  1. Economic Hardship Deferment

Economic hardship deferment is a period when you will not have to make payments on your student loans. This program allows for postponing loan payments only. This means that the interest on your loans may continue to accrue, but you will be given time off from payments. 

  1. Graduate Fellowship Deferment

The Graduate Fellowship program allows you to earn a master’s degree in business administration or education while deferring payments on your federal student loans. This unique program helps to keep you from dropping out because of high debt. 

  1. In-School Deferment

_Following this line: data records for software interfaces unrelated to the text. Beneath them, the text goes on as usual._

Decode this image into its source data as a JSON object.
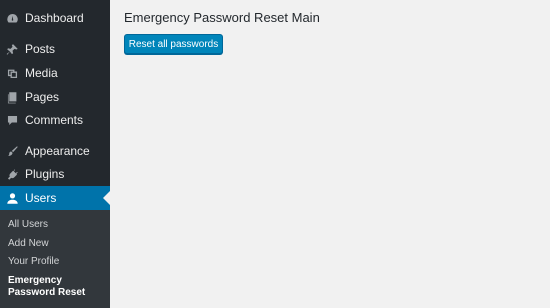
{
  "sidebar": {
    "items": [
      {
        "label": "Dashboard",
        "icon": "dashboard-icon"
      },
      {
        "label": "Posts",
        "icon": "pin-icon"
      },
      {
        "label": "Media",
        "icon": "media-icon"
      },
      {
        "label": "Pages",
        "icon": "pages-icon"
      },
      {
        "label": "Comments",
        "icon": "comment-icon"
      },
      {
        "label": "Appearance",
        "icon": "paintbrush-icon"
      },
      {
        "label": "Plugins",
        "icon": "plugin-icon"
      },
      {
        "label": "Users",
        "icon": "user-icon",
        "active": true
      }
    ],
    "submenu": [
      "All Users",
      "Add New",
      "Your Profile",
      "Emergency Password Reset"
    ]
  },
  "main": {
    "title": "Emergency Password Reset Main",
    "reset_button": "Reset all passwords"
  },
  "colors": {
    "sidebar_bg": "#23282d",
    "submenu_bg": "#32373c",
    "active_bg": "#0073aa",
    "button_bg": "#0085ba",
    "page_bg": "#f1f1f1"
  }
}
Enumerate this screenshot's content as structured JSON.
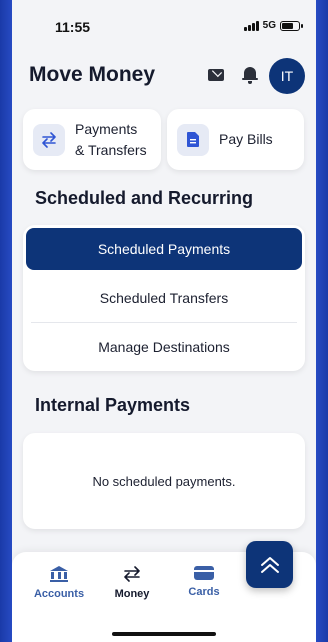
{
  "status": {
    "time": "11:55",
    "network": "5G"
  },
  "header": {
    "title": "Move Money",
    "avatar_initials": "IT"
  },
  "quick_actions": [
    {
      "label_line1": "Payments",
      "label_line2": "& Transfers",
      "icon": "transfer-arrows-icon"
    },
    {
      "label": "Pay Bills",
      "icon": "document-icon"
    }
  ],
  "sections": {
    "scheduled_title": "Scheduled and Recurring",
    "internal_title": "Internal Payments"
  },
  "scheduled_options": [
    {
      "label": "Scheduled Payments",
      "active": true
    },
    {
      "label": "Scheduled Transfers",
      "active": false
    },
    {
      "label": "Manage Destinations",
      "active": false
    }
  ],
  "internal_payments": {
    "empty_message": "No scheduled payments."
  },
  "bottom_nav": [
    {
      "label": "Accounts",
      "icon": "bank-icon",
      "active": false
    },
    {
      "label": "Money",
      "icon": "transfer-arrows-icon",
      "active": true
    },
    {
      "label": "Cards",
      "icon": "credit-card-icon",
      "active": false
    }
  ],
  "colors": {
    "primary": "#0d3478",
    "nav_inactive": "#3a5fa6",
    "background": "#f3f4f7",
    "frame": "#2f55d4"
  }
}
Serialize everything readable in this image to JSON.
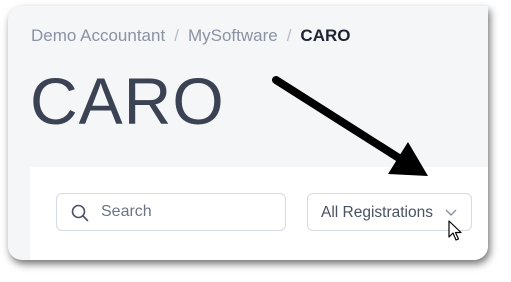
{
  "breadcrumb": {
    "items": [
      "Demo Accountant",
      "MySoftware"
    ],
    "separator": "/",
    "current": "CARO"
  },
  "page_title": "CARO",
  "filters": {
    "search_placeholder": "Search",
    "registration_select_value": "All Registrations"
  },
  "icons": {
    "search": "search-icon",
    "dropdown": "chevron-down-icon",
    "annotation": "arrow-pointer-icon",
    "cursor": "mouse-cursor-icon"
  },
  "colors": {
    "page_background": "#f5f6f8",
    "title": "#3a4254",
    "breadcrumb": "#8a93a3",
    "breadcrumb_current": "#1f2533",
    "input_border": "#d6dae1",
    "annotation_arrow": "#000000"
  }
}
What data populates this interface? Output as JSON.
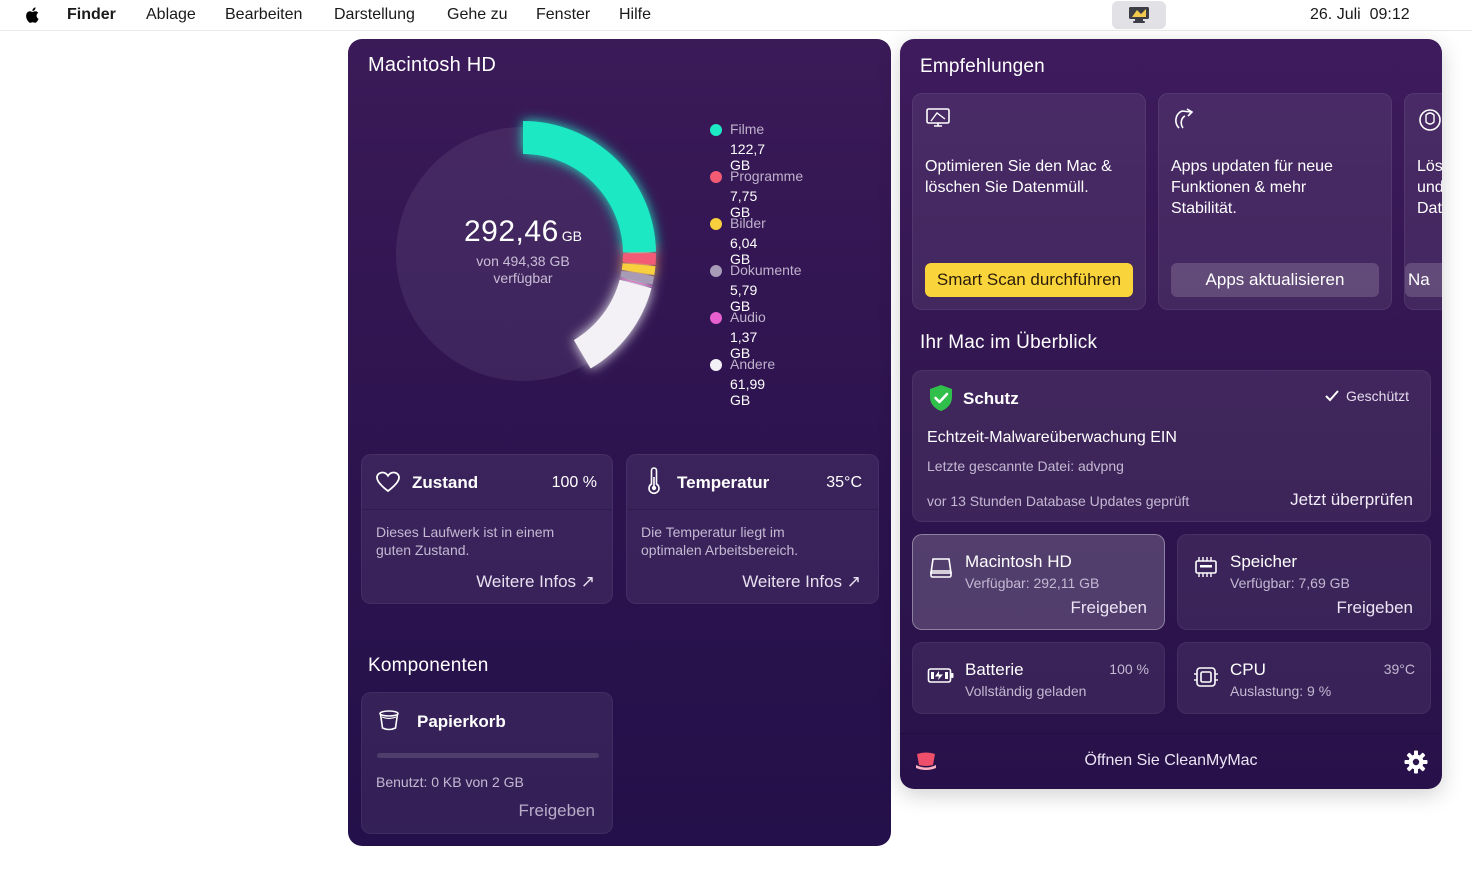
{
  "menubar": {
    "app": "Finder",
    "items": [
      "Ablage",
      "Bearbeiten",
      "Darstellung",
      "Gehe zu",
      "Fenster",
      "Hilfe"
    ],
    "clock": "26. Juli  09:12"
  },
  "disk": {
    "title": "Macintosh HD",
    "used_value": "292,46",
    "used_unit": "GB",
    "sub_line1": "von 494,38 GB",
    "sub_line2": "verfügbar",
    "legend": [
      {
        "name": "Filme",
        "size": "122,7 GB",
        "color": "#1de9c4"
      },
      {
        "name": "Programme",
        "size": "7,75 GB",
        "color": "#f35a74"
      },
      {
        "name": "Bilder",
        "size": "6,04 GB",
        "color": "#f8cf3c"
      },
      {
        "name": "Dokumente",
        "size": "5,79 GB",
        "color": "#a79bb8"
      },
      {
        "name": "Audio",
        "size": "1,37 GB",
        "color": "#e85fd0"
      },
      {
        "name": "Andere",
        "size": "61,99 GB",
        "color": "#f3f1f6"
      }
    ]
  },
  "zustand": {
    "title": "Zustand",
    "value": "100 %",
    "desc_line1": "Dieses Laufwerk ist in einem",
    "desc_line2": "guten Zustand.",
    "link": "Weitere Infos ↗"
  },
  "temperatur": {
    "title": "Temperatur",
    "value": "35°C",
    "desc_line1": "Die Temperatur liegt im",
    "desc_line2": "optimalen Arbeitsbereich.",
    "link": "Weitere Infos ↗"
  },
  "komponenten": {
    "title": "Komponenten",
    "papierkorb": {
      "title": "Papierkorb",
      "used_fraction": 0,
      "usage": "Benutzt: 0 KB von 2 GB",
      "action": "Freigeben"
    }
  },
  "recommendations": {
    "title": "Empfehlungen",
    "cards": [
      {
        "text_line1": "Optimieren Sie den Mac &",
        "text_line2": "löschen Sie Datenmüll.",
        "text_line3": "",
        "button": "Smart Scan durchführen"
      },
      {
        "text_line1": "Apps updaten für neue",
        "text_line2": "Funktionen & mehr",
        "text_line3": "Stabilität.",
        "button": "Apps aktualisieren"
      },
      {
        "text_line1": "Lös",
        "text_line2": "und",
        "text_line3": "Dat",
        "button": "Na"
      }
    ]
  },
  "overview": {
    "title": "Ihr Mac im Überblick",
    "schutz": {
      "title": "Schutz",
      "status": "Geschützt",
      "line1": "Echtzeit-Malwareüberwachung EIN",
      "line2": "Letzte gescannte Datei: advpng",
      "line3": "vor 13 Stunden Database Updates geprüft",
      "action": "Jetzt überprüfen"
    },
    "macintosh": {
      "title": "Macintosh HD",
      "sub": "Verfügbar: 292,11 GB",
      "action": "Freigeben"
    },
    "speicher": {
      "title": "Speicher",
      "sub": "Verfügbar: 7,69 GB",
      "action": "Freigeben"
    },
    "batterie": {
      "title": "Batterie",
      "sub": "Vollständig geladen",
      "value": "100 %"
    },
    "cpu": {
      "title": "CPU",
      "sub": "Auslastung: 9 %",
      "value": "39°C"
    }
  },
  "footer": {
    "open_label": "Öffnen Sie CleanMyMac"
  },
  "colors": {
    "accent_yellow": "#f9d43a",
    "teal": "#1de9c4",
    "shield_green": "#2fbf4a"
  }
}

In-School Loan Deferment is forbearance for undergraduate and graduate students. It allows students to postpone payments until six months after leaving school, graduating, or dropping below half-time.

  1. Military Service and Post-Active Duty Deferment

The Department of Education will grant student loan deferments for qualifying members of the armed forces. For example, suppose you’re called up for active duty due to war, national emergency, or military operation. In that case, you could be eligible to have your student loans placed in deferment while you’re engaged elsewhere. 

  1. Parent PLUS Borrower Deferment

The Parent PLUS Borrower Deferment is designed to help eligible education borrowers postpone making payments on qualifying Parent PLUS loans for up to three years after the borrower’s student has graduated, left school, or ceased to be enrolled at least half time.

  1. Rehabilitation Training Deferment

Rehabilitation training deferment gives you the option to scale back on your training time without having to pay back any of your loan debt. This is an option for people who suffer a disability or severe medical condition that prevents them from working and, at the same time, makes it unreasonable for them to continue in rehabilitation counseling.

  1. Unemployment Deferment

Unemployment Deferment is a product that helps people from losing their house when they have a lay-off or can’t find work. In addition, it provides the ability to defer payments on mortgage loans avoiding foreclosure and an increase in the family’s credit score. This helps individuals who have been out of work for more than 12 months become employed again.


Why Should you Avoid Student Loan Deferment?

Many student loan borrowers are wondering if they should defer their payments by going into student loan deferment. However, a student loan deferment is not the best option to pay back your loan. Student loan deferment is expensive. It only helps in the short run, and in the long run, it can seriously hurt your credit. 

While some may argue it is a great way to stop paying bills, it could also be the worst choice for someone already having financial problems. Here are some reasons as to why you should avoid student loan deferment.

  • It will take you longer to qualify for loan forgiveness (if you’re eligible.) 

  • Interest will continue to accrue during the entire deferment period.

  • When you inevitably do start making payments again, your payments will be significantly higher. 

Many people think of their federal student loans as a single balance. In reality, they can be several different loans with several other balances. In addition, when your loan is deferred or temporarily in forbearance (meaning you don’t have to make payments), interest continues to accrue. This means that your total balance will increase–often by a significant amount.

While it may seem like you’re taking the easy way out, in reality, you’re only making things much harder for your future self. Instead, think about how you can pay off your student loans quicker by making higher payments or choosing a shorter loan term. Doing so will help reduce the interest on your loan, which will lead to overall lower payments each month. Avoid making only the minimum payment, as it will make your loan last longer and cost more in total.

The good news is that you do not need to struggle any longer. We are here to help you make your student loan debt future brighter. We will work with you and fight for you until you are free of all your student loan debt. 

With our expert advice and guidance, you can be confident that your student loans will be under control. Call Allied Enrollment Centers now to find out how much money you could save, and discover why people count on Allied every day.